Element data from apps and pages
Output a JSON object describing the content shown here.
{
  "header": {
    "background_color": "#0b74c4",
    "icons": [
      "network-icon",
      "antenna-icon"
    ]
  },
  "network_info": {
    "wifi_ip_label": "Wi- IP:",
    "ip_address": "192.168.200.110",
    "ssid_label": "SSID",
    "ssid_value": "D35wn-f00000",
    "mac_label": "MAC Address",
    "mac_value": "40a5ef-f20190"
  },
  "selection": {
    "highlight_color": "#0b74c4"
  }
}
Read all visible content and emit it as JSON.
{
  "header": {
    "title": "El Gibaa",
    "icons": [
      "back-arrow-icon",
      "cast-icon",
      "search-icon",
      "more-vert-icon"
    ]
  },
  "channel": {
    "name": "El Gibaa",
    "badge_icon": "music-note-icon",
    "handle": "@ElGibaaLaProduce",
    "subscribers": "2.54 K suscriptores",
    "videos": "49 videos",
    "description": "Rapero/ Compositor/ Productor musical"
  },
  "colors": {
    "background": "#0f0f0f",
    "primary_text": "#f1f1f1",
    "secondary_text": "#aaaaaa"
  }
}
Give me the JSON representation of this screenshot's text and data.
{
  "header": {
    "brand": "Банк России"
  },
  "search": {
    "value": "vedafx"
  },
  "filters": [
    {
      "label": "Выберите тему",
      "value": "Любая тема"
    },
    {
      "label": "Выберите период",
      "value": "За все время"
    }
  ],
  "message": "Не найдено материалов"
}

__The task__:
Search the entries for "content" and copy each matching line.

__Exercise result__:
Output a JSON object describing the content shown here.
Read all visible content and emit it as JSON.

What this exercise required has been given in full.